(Materials provided)
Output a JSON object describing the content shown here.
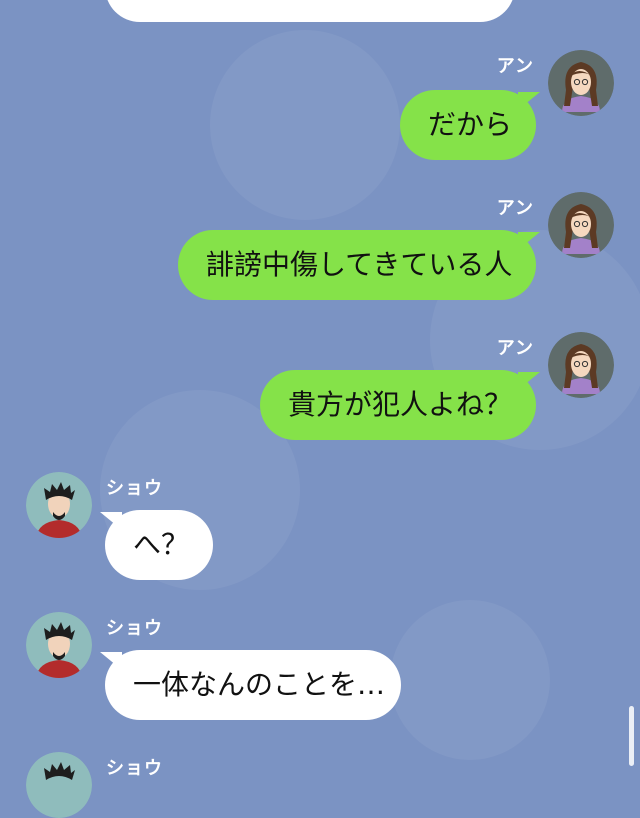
{
  "messages": [
    {
      "sender": "アン",
      "text": "だから",
      "side": "right"
    },
    {
      "sender": "アン",
      "text": "誹謗中傷してきている人",
      "side": "right"
    },
    {
      "sender": "アン",
      "text": "貴方が犯人よね？",
      "side": "right"
    },
    {
      "sender": "ショウ",
      "text": "へ？",
      "side": "left"
    },
    {
      "sender": "ショウ",
      "text": "一体なんのことを…",
      "side": "left"
    },
    {
      "sender": "ショウ",
      "side": "left"
    }
  ],
  "colors": {
    "background": "#7b93c3",
    "sent_bubble": "#85e249",
    "received_bubble": "#ffffff"
  }
}
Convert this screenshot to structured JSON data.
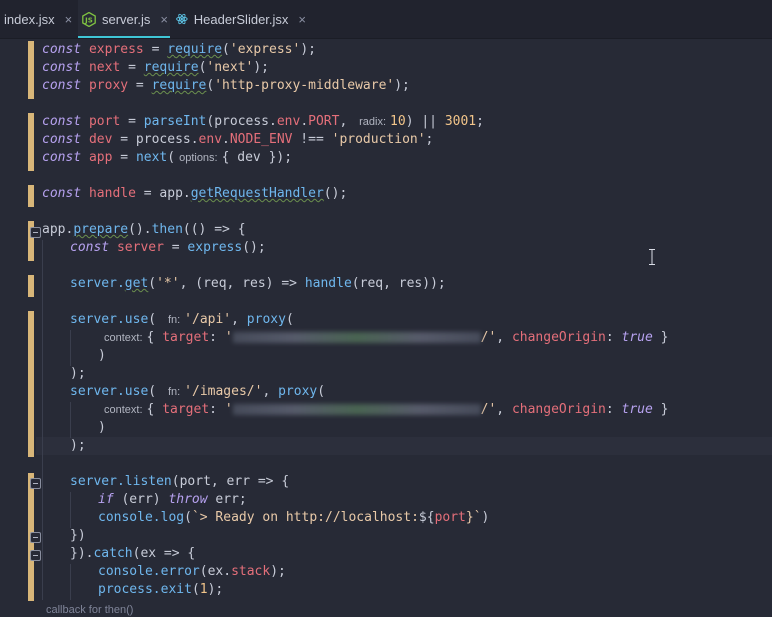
{
  "tabs": [
    {
      "label": "index.jsx",
      "close": "×",
      "icon": "jsx-file-icon"
    },
    {
      "label": "server.js",
      "close": "×",
      "icon": "nodejs-icon",
      "active": true
    },
    {
      "label": "HeaderSlider.jsx",
      "close": "×",
      "icon": "react-icon"
    }
  ],
  "colors": {
    "background": "#272a36",
    "tab_accent": "#3fc6d6",
    "gutter_change_marker": "#d8b679"
  },
  "code": {
    "l1": {
      "kw": "const",
      "name": "express",
      "op": " = ",
      "fn": "require",
      "a": "(",
      "s": "'express'",
      "b": ");"
    },
    "l2": {
      "kw": "const",
      "name": "next",
      "op": " = ",
      "fn": "require",
      "a": "(",
      "s": "'next'",
      "b": ");"
    },
    "l3": {
      "kw": "const",
      "name": "proxy",
      "op": " = ",
      "fn": "require",
      "a": "(",
      "s": "'http-proxy-middleware'",
      "b": ");"
    },
    "l5": {
      "kw": "const",
      "name": "port",
      "op": " = ",
      "fn": "parseInt",
      "a": "(process.",
      "p1": "env",
      "d": ".",
      "p2": "PORT",
      "c": ",",
      "hint": "radix:",
      "n1": "10",
      "e": ") || ",
      "n2": "3001",
      "f": ";"
    },
    "l6": {
      "kw": "const",
      "name": "dev",
      "op": " = process.",
      "p1": "env",
      "d": ".",
      "p2": "NODE_ENV",
      "e": " !== ",
      "s": "'production'",
      "f": ";"
    },
    "l7": {
      "kw": "const",
      "name": "app",
      "op": " = ",
      "fn": "next",
      "a": "(",
      "hint": "options:",
      "b": "{ dev });"
    },
    "l9": {
      "kw": "const",
      "name": "handle",
      "op": " = app.",
      "fn": "getRequestHandler",
      "b": "();"
    },
    "l11": {
      "a": "app.",
      "fn1": "prepare",
      "b": "().",
      "fn2": "then",
      "c": "(() => {"
    },
    "l12": {
      "kw": "const",
      "name": "server",
      "op": " = ",
      "fn": "express",
      "b": "();"
    },
    "l14": {
      "a": "server.",
      "fn": "get",
      "b": "(",
      "s": "'*'",
      "c": ", (req, res) => ",
      "fn2": "handle",
      "d": "(req, res));"
    },
    "l16": {
      "a": "server.",
      "fn": "use",
      "b": "(",
      "hint": "fn:",
      "s": "'/api'",
      "c": ", ",
      "fn2": "proxy",
      "d": "("
    },
    "l17": {
      "hint": "context:",
      "a": "{ ",
      "prop": "target",
      "b": ": ",
      "s1": "'",
      "s2": "/'",
      "c": ", ",
      "prop2": "changeOrigin",
      "d": ": ",
      "bool": "true",
      "e": " }"
    },
    "l18": {
      "a": ")"
    },
    "l19": {
      "a": ");"
    },
    "l20": {
      "a": "server.",
      "fn": "use",
      "b": "(",
      "hint": "fn:",
      "s": "'/images/'",
      "c": ", ",
      "fn2": "proxy",
      "d": "("
    },
    "l21": {
      "hint": "context:",
      "a": "{ ",
      "prop": "target",
      "b": ": ",
      "s1": "'",
      "s2": "/'",
      "c": ", ",
      "prop2": "changeOrigin",
      "d": ": ",
      "bool": "true",
      "e": " }"
    },
    "l22": {
      "a": ")"
    },
    "l23": {
      "a": ");"
    },
    "l25": {
      "a": "server.",
      "fn": "listen",
      "b": "(port, err => {"
    },
    "l26": {
      "kw1": "if",
      "a": " (err) ",
      "kw2": "throw",
      "b": " err;"
    },
    "l27": {
      "a": "console.",
      "fn": "log",
      "b": "(",
      "t": "`> Ready on http://localhost:",
      "t2": "${",
      "t3": "port",
      "t4": "}`",
      "c": ")"
    },
    "l28": {
      "a": "})"
    },
    "l29": {
      "a": "}).",
      "fn": "catch",
      "b": "(ex => {"
    },
    "l30": {
      "a": "console.",
      "fn": "error",
      "b": "(ex.",
      "prop": "stack",
      "c": ");"
    },
    "l31": {
      "a": "process.",
      "fn": "exit",
      "b": "(",
      "n": "1",
      "c": ");"
    }
  },
  "status_hint": "callback for then()"
}
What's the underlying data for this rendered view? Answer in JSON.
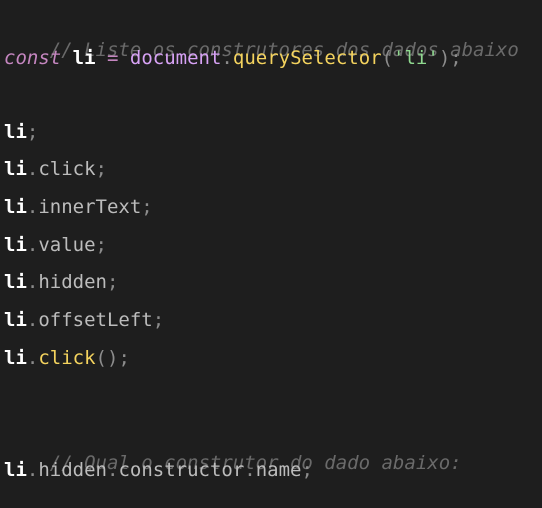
{
  "editor": {
    "lines": [
      {
        "comment": "// Liste os construtores dos dados abaixo"
      },
      {
        "keyword": "const",
        "var": "li",
        "op": "=",
        "obj": "document",
        "dot": ".",
        "method": "querySelector",
        "open": "(",
        "string": "'li'",
        "close": ")",
        "semi": ";"
      },
      {
        "var": "li",
        "semi": ";"
      },
      {
        "var": "li",
        "dot": ".",
        "prop": "click",
        "semi": ";"
      },
      {
        "var": "li",
        "dot": ".",
        "prop": "innerText",
        "semi": ";"
      },
      {
        "var": "li",
        "dot": ".",
        "prop": "value",
        "semi": ";"
      },
      {
        "var": "li",
        "dot": ".",
        "prop": "hidden",
        "semi": ";"
      },
      {
        "var": "li",
        "dot": ".",
        "prop": "offsetLeft",
        "semi": ";"
      },
      {
        "var": "li",
        "dot": ".",
        "method": "click",
        "parens": "()",
        "semi": ";"
      },
      {
        "comment": "// Qual o construtor do dado abaixo:"
      },
      {
        "var": "li",
        "dot": ".",
        "prop1": "hidden",
        "dot2": ".",
        "prop2": "constructor",
        "dot3": ".",
        "prop3": "name",
        "semi": ";"
      }
    ]
  },
  "colors": {
    "background": "#1e1e1e",
    "comment": "#6a6a6a",
    "keyword": "#c586c0",
    "variable": "#ffffff",
    "object": "#d7a2f5",
    "function": "#f4d35e",
    "string": "#8fd98f",
    "property": "#bcbcbc",
    "punctuation": "#8c8c8c"
  }
}
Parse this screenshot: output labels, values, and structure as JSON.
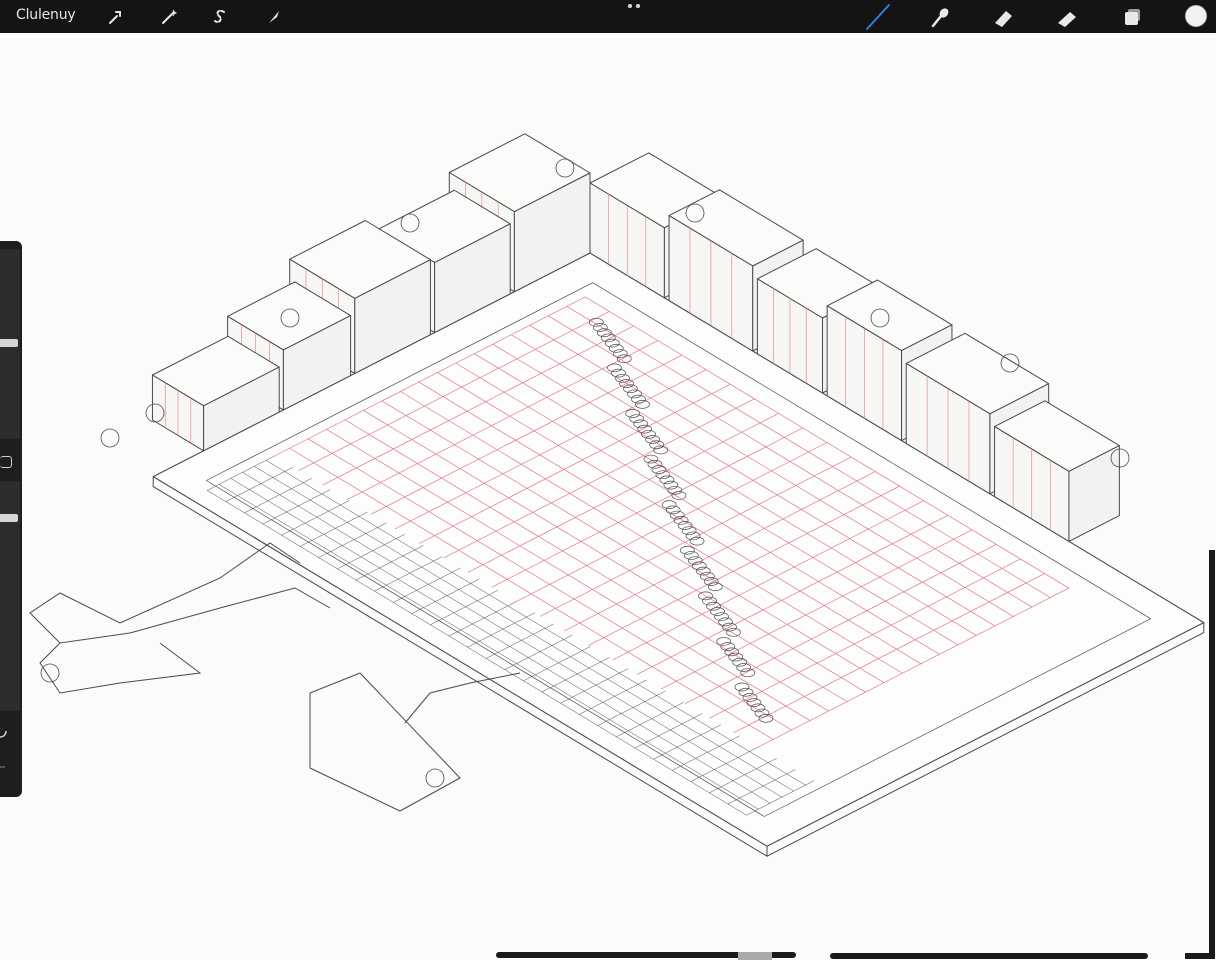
{
  "topbar": {
    "gallery_label": "Clulenuy",
    "left_tools": [
      {
        "name": "wrench-icon"
      },
      {
        "name": "magic-wand-icon"
      },
      {
        "name": "selection-s-icon"
      },
      {
        "name": "transform-arrow-icon"
      }
    ],
    "right_tools": [
      {
        "name": "brush-icon",
        "active": true
      },
      {
        "name": "smudge-icon"
      },
      {
        "name": "eraser-icon"
      },
      {
        "name": "eraser-alt-icon"
      },
      {
        "name": "layers-icon"
      }
    ],
    "color_swatch": "#f2f2f2",
    "accent": "#2f7fe0"
  },
  "canvas": {
    "background": "#fbfbfa",
    "ink_color": "#4a4a4a",
    "grid_color": "#e07a80"
  },
  "sidebar": {
    "brush_size_level": 0.27,
    "opacity_level": 0.45
  }
}
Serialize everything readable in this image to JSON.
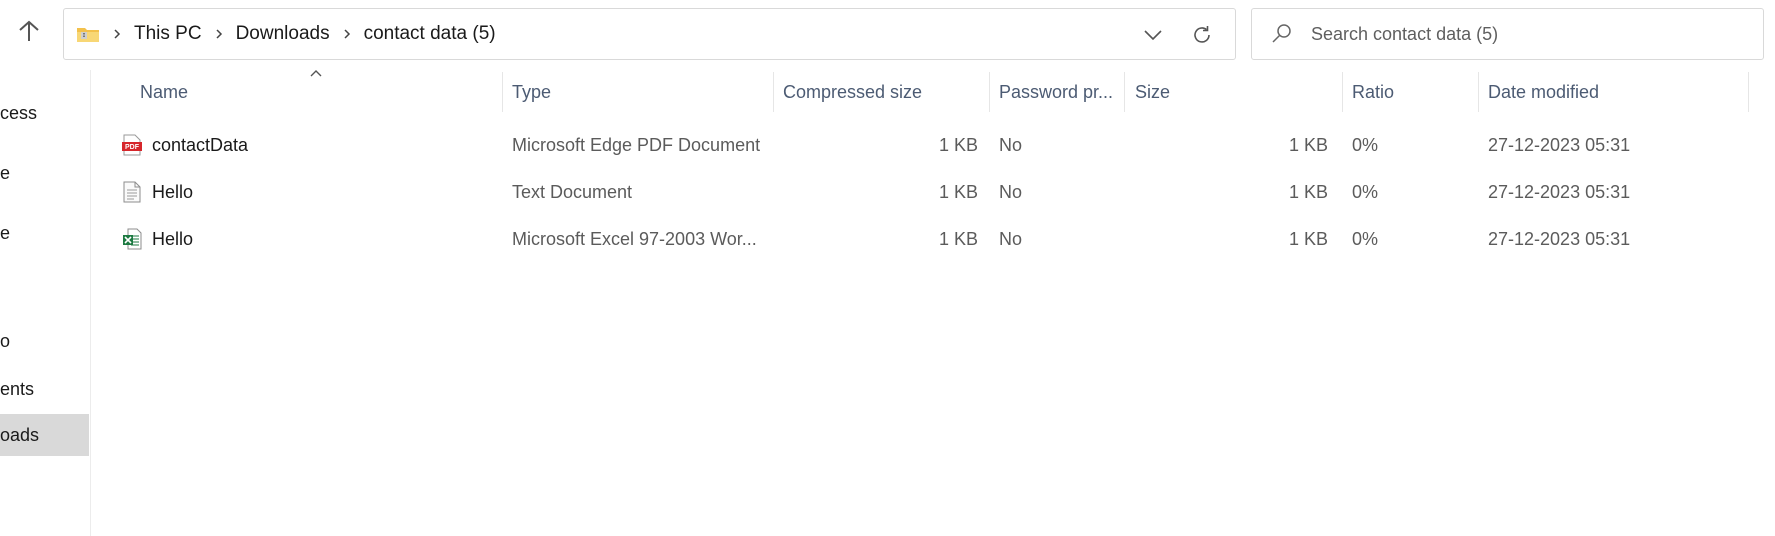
{
  "breadcrumb": [
    "This PC",
    "Downloads",
    "contact data (5)"
  ],
  "search": {
    "placeholder": "Search contact data (5)"
  },
  "nav": {
    "items": [
      "cess",
      "e",
      "e",
      "o",
      "ents",
      "oads"
    ],
    "selected": "oads"
  },
  "columns": {
    "name": "Name",
    "type": "Type",
    "compressed_size": "Compressed size",
    "password": "Password pr...",
    "size": "Size",
    "ratio": "Ratio",
    "date_modified": "Date modified",
    "sorted_by": "Name"
  },
  "files": [
    {
      "icon": "pdf-file-icon",
      "name": "contactData",
      "type": "Microsoft Edge PDF Document",
      "compressed": "1 KB",
      "password": "No",
      "size": "1 KB",
      "ratio": "0%",
      "date": "27-12-2023 05:31"
    },
    {
      "icon": "text-file-icon",
      "name": "Hello",
      "type": "Text Document",
      "compressed": "1 KB",
      "password": "No",
      "size": "1 KB",
      "ratio": "0%",
      "date": "27-12-2023 05:31"
    },
    {
      "icon": "excel-file-icon",
      "name": "Hello",
      "type": "Microsoft Excel 97-2003 Wor...",
      "compressed": "1 KB",
      "password": "No",
      "size": "1 KB",
      "ratio": "0%",
      "date": "27-12-2023 05:31"
    }
  ],
  "colors": {
    "header_text": "#4c5b73",
    "selected_nav": "#d9d9d9",
    "pdf": "#d6262b",
    "excel": "#1d7a42"
  }
}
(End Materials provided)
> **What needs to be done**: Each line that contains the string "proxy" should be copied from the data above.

> **Exercise result**:
      "name": "proxy",
      "s": "'http-proxy-middleware'",
      "fn2": "proxy",
      "fn2": "proxy",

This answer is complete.